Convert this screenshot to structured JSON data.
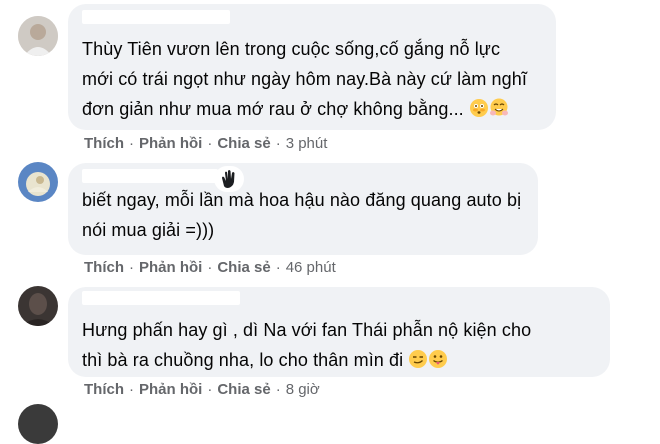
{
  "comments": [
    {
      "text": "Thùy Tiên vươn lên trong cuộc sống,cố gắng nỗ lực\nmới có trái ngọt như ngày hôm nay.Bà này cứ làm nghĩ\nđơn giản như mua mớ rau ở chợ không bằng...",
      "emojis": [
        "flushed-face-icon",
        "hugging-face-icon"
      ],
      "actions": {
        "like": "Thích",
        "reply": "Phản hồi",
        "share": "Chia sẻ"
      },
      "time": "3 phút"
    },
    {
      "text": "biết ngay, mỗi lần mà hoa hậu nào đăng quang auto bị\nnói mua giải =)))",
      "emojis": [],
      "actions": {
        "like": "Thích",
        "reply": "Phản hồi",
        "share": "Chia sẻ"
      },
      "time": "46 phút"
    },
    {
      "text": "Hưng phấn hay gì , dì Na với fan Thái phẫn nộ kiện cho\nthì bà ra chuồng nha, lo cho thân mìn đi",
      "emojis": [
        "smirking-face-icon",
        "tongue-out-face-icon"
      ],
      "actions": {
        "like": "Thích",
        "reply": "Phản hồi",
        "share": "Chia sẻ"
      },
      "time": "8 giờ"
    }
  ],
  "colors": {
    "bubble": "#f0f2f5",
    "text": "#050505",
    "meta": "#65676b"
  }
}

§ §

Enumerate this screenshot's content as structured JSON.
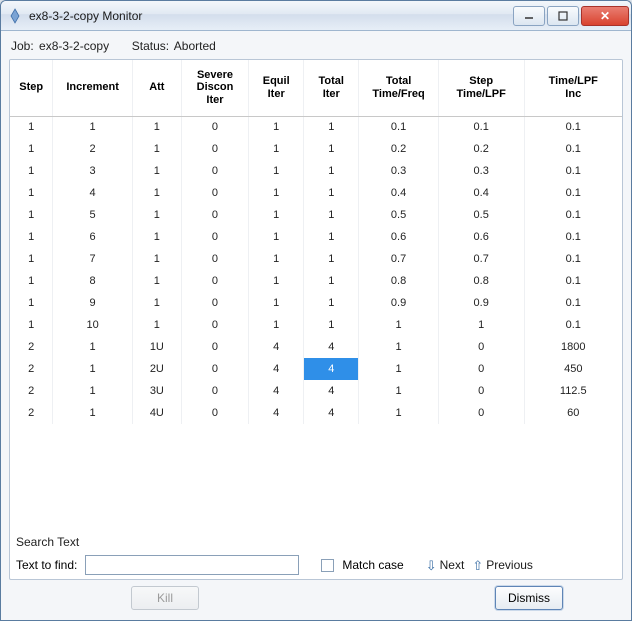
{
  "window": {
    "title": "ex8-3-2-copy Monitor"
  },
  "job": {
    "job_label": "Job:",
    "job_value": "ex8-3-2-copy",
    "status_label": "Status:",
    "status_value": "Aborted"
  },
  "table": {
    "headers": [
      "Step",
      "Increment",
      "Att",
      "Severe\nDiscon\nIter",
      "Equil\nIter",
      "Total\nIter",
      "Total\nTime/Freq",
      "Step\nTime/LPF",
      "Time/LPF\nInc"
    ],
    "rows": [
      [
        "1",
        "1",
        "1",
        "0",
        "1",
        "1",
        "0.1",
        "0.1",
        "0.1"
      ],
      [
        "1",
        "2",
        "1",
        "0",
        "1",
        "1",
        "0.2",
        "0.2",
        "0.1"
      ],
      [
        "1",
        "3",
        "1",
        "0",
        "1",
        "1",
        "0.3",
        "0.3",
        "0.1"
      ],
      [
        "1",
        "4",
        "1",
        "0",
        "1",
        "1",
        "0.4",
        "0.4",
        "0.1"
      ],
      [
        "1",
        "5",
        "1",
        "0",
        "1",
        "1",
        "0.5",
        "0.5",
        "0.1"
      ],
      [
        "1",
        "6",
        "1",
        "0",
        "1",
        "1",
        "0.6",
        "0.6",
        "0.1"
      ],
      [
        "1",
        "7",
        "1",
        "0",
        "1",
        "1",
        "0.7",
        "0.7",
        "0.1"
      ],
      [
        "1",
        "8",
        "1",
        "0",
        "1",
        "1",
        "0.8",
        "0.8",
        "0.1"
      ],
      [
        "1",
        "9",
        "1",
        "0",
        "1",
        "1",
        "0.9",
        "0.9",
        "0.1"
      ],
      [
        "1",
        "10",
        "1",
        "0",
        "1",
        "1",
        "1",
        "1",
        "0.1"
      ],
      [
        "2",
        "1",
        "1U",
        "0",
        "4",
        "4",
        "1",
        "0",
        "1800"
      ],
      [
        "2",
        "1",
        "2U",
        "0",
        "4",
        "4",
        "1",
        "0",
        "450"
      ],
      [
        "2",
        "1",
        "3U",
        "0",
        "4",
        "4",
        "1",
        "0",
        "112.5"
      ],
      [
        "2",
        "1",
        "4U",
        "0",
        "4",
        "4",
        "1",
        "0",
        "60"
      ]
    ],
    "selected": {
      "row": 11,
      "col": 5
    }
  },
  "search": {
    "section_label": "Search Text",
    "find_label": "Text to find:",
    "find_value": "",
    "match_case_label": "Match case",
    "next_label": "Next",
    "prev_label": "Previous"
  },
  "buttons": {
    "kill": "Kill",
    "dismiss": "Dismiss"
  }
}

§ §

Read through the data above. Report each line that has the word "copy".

- SOLUTION TO THIS EXERCISE:
    "title": "ex8-3-2-copy Monitor"
    "job_value": "ex8-3-2-copy",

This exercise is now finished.